In chapter 17, “The Art of Making Time,” Perman begins to treat concrete ways in which to reduce our scheduled activities so as to make time for the really important things (the best is what’s next!). He pinpoints four ways to reduce, using the acronym DEAD: Delegate, Eliminate, Automate, and Defer.
We started to look at delegating last week (Monday, Jan.11), and this week we hear some more on this important subject. I must say, what Perman writes on delegation has changed the way I look at it – my thoughts on it were wrong! See if this is the way you approach the matter of delegating:
…Our aim in delegating is not simply to make our own lives better and free up our time. It is also to build up the other person. This is the aim we are to have in everything we do: ‘Always seek to do good to one another and to everyone’ (I Thess.5:15). ‘Whether you eat or drink, or whatever you do [even delegating!], do all to the glory of God’ (I Cor.10:31). And, as we saw earlier, doing something for the glory of God involves doing it for the good of others, not just yourself.
Yet most of the time, delegation is presented as a way to serve yourself, not a way to serve others. This is the second wrong view of delegation, and is out of sync with everything we saw about the nature of productivity…. True productivity is about doing good for others and making others productive, not just yourself. And delegation is a key way to build up others and help them be more effective, not just you.
As other people are built up through delegation, the capacity of the entire organization increases. The organization will be able to do more, and do it more effectively, because of this type of delegation.

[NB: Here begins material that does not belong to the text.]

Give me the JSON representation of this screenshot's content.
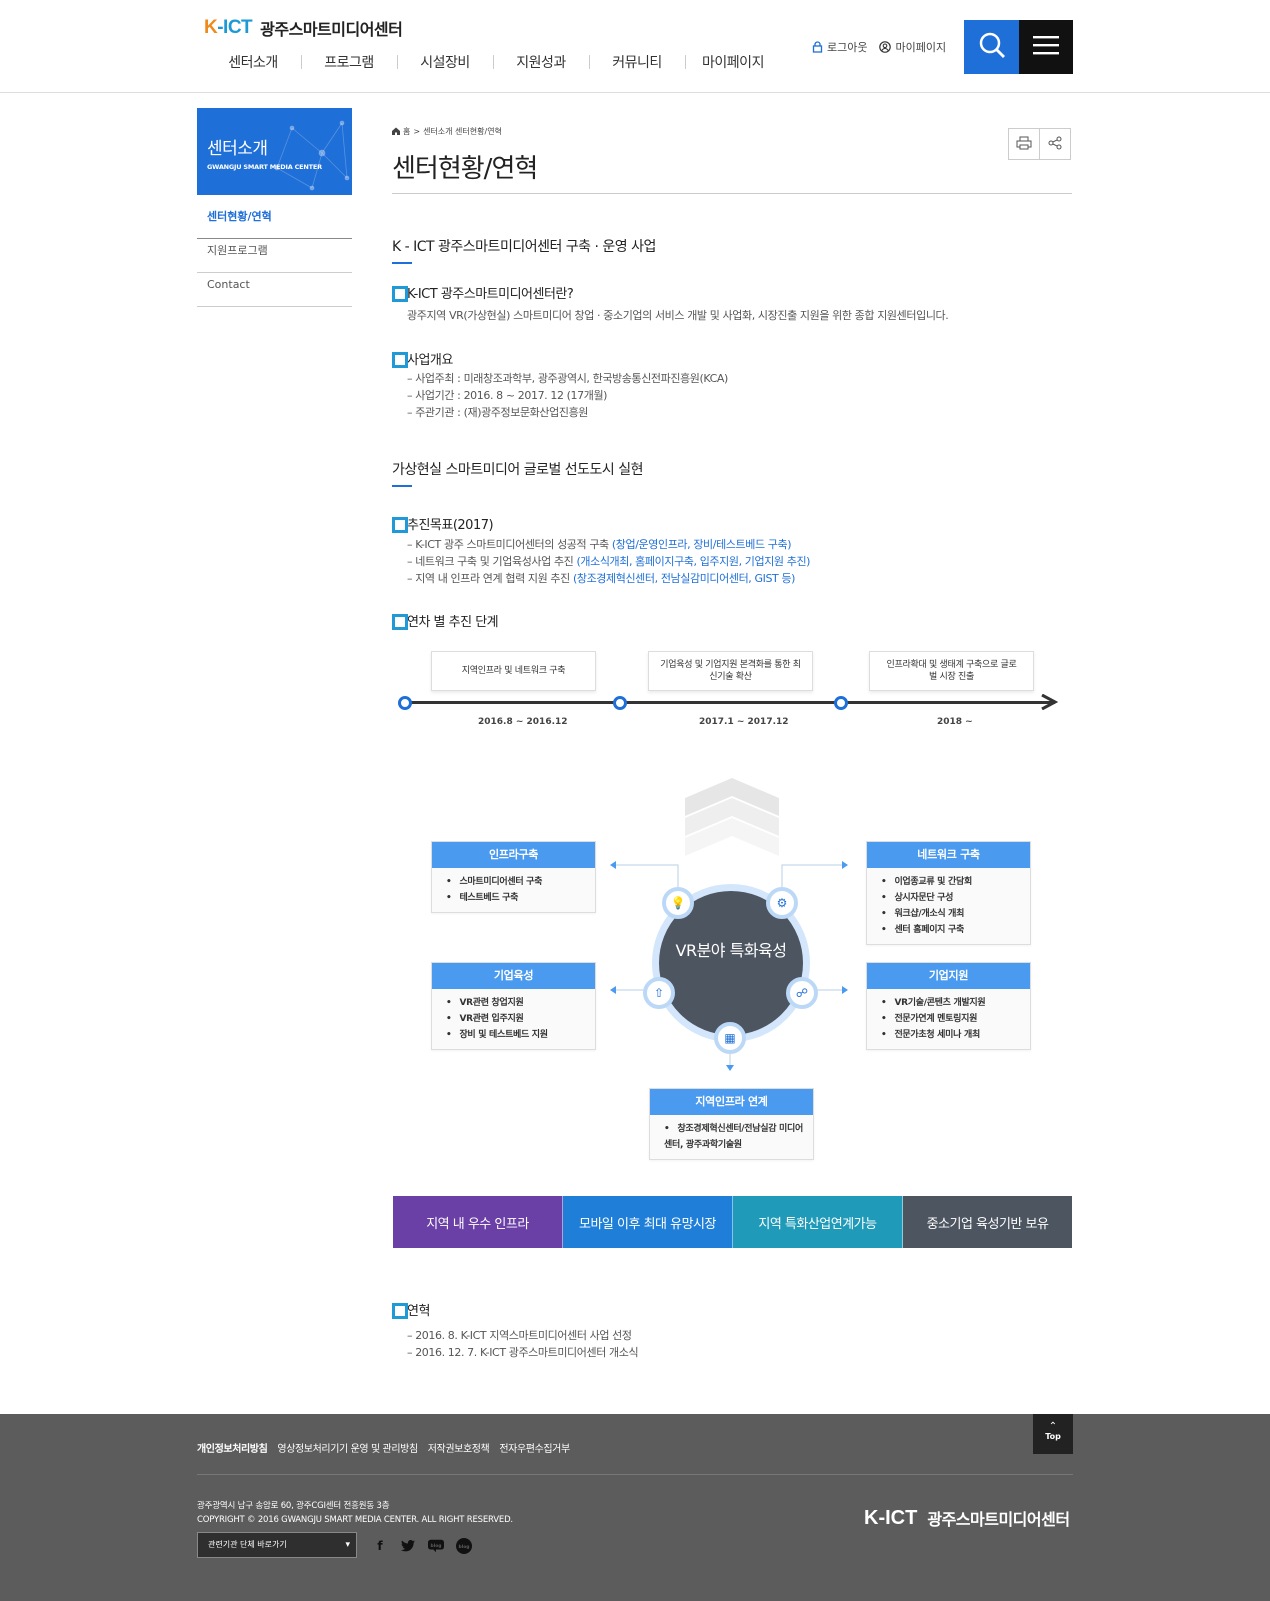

So you are not only serving the other person, you are also serving your whole organization when you delegate (p.230).